What the task asks.
If a line in the data has the string "handle", please show it.

Given entries.
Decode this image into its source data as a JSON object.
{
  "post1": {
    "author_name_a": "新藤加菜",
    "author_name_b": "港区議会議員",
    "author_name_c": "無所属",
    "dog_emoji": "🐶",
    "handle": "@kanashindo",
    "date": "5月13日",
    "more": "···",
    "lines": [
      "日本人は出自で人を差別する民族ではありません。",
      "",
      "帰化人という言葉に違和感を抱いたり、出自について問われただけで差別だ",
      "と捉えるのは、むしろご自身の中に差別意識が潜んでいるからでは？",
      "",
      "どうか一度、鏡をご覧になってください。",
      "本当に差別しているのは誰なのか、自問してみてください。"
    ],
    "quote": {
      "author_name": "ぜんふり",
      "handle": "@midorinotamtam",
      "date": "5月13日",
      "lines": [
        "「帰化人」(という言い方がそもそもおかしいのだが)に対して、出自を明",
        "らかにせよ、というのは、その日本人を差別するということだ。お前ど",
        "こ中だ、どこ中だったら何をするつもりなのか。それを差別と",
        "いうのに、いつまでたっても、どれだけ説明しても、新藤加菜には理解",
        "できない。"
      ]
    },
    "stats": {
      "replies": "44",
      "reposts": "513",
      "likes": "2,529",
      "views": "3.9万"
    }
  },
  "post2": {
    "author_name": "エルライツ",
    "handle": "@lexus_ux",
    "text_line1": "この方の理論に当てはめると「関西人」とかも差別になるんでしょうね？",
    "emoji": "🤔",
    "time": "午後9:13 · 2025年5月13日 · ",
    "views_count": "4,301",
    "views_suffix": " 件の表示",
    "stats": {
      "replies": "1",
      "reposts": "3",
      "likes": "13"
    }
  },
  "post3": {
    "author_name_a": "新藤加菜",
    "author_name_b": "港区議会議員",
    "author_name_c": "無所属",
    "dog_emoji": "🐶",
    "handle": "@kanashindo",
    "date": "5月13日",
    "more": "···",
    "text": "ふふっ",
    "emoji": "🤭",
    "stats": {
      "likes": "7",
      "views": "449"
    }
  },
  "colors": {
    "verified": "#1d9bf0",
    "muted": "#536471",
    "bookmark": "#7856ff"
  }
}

Task response.
    "handle": "@kanashindo",
      "handle": "@midorinotamtam",
    "handle": "@lexus_ux",
    "handle": "@kanashindo",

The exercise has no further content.